If you thought thin was in, think again.
A study shows the perception of the ideal female body shape among U.S. women has significantly changed over time.
Graduate student Frances Bozsik of the University of Missouri at Kansas City is working toward a Clinical Health Psychology Ph.D.
One of Bozsik's studies had a sample group of 78 undergraduate women. They were shown swimsuit photos of winners of the Miss USA competition from 1999 to 2013.
The undergrads ranked the winners on how well they fit current beauty standards like muscle strength, thinness and attractiveness.
Results showed recent winners no longer only exemplify the body ideal of thinness but have also become increasingly muscular over the past 15 years.
Bozsik believes there has been a cultural shift that now includes the appearance of physical fitness through muscularity. That is also backed by another portion of Bozsik's research.
In a second study, students ranked thin and thin and muscular photos of women equally. But, when compared side-by-side, they chose thin and muscular.
This is something Fusion Fitness supports from a young age.
They have a class called Strong Like Mom that encourages a positive self-image for women.
"Kids are hearing so much from social media, friends, magazines, focused on these perfect images, which are not real," explained mom and instructor Shauna Pierce.
She brought her 8-year-old Sienna to class on Wednesday. She said she is learning to make her own life choices.
"You have to eat a bunch of healthy food and exercise a lot," said Sienna.
Her mother said the real learning comes from her daughter watching her own decisions.
Wednesday's class was a circuit style that promoted both strength and cardio training. There was an easier and advanced version for kids of all ages and levels.
The Pierces said they have fun taking the class together and that it's a bonding experience.
"At first during a class, I was like, I want to be like her when I grow up," said Sienna about her mom.
Sienna also laughed saying her mom can do some moves she can't, but that she tries anyway. That's OK with mom, who says pushing and accepting yourself is a game changer.
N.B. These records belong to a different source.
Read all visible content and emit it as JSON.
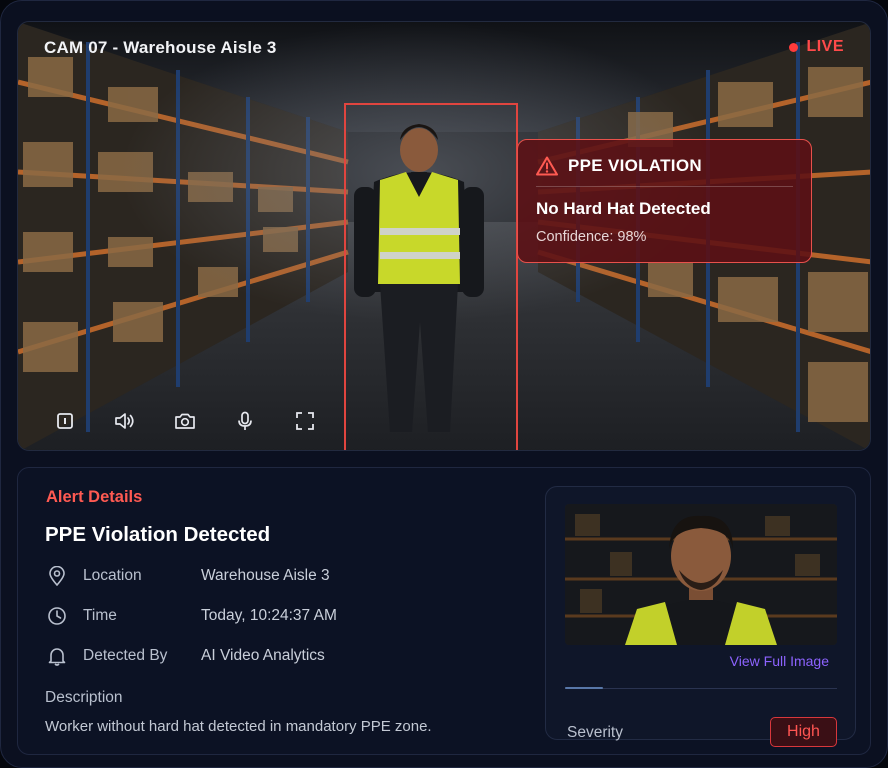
{
  "camera": {
    "title": "CAM 07 - Warehouse Aisle 3",
    "live_label": "LIVE"
  },
  "violation": {
    "title": "PPE VIOLATION",
    "message": "No Hard Hat Detected",
    "confidence": "Confidence: 98%"
  },
  "controls": [
    {
      "icon": "pause-icon"
    },
    {
      "icon": "volume-icon"
    },
    {
      "icon": "camera-icon"
    },
    {
      "icon": "microphone-icon"
    },
    {
      "icon": "fullscreen-icon"
    }
  ],
  "alert": {
    "section_label": "Alert Details",
    "title": "PPE Violation Detected",
    "fields": [
      {
        "icon": "location-pin-icon",
        "key": "Location",
        "value": "Warehouse Aisle 3"
      },
      {
        "icon": "clock-icon",
        "key": "Time",
        "value": "Today, 10:24:37 AM"
      },
      {
        "icon": "bell-icon",
        "key": "Detected By",
        "value": "AI Video Analytics"
      }
    ],
    "description_label": "Description",
    "description": "Worker without hard hat detected in mandatory PPE zone."
  },
  "snapshot": {
    "view_link": "View Full Image",
    "severity_label": "Severity",
    "severity_value": "High",
    "severity_level": 0.14
  },
  "colors": {
    "accent_red": "#ff4a4a",
    "link_purple": "#8d63ff",
    "panel_bg": "#0c1224"
  }
}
"It's mentally, it's physically, it's the way that you feel. Strong bodies, healthy lifestyles," said Pierce.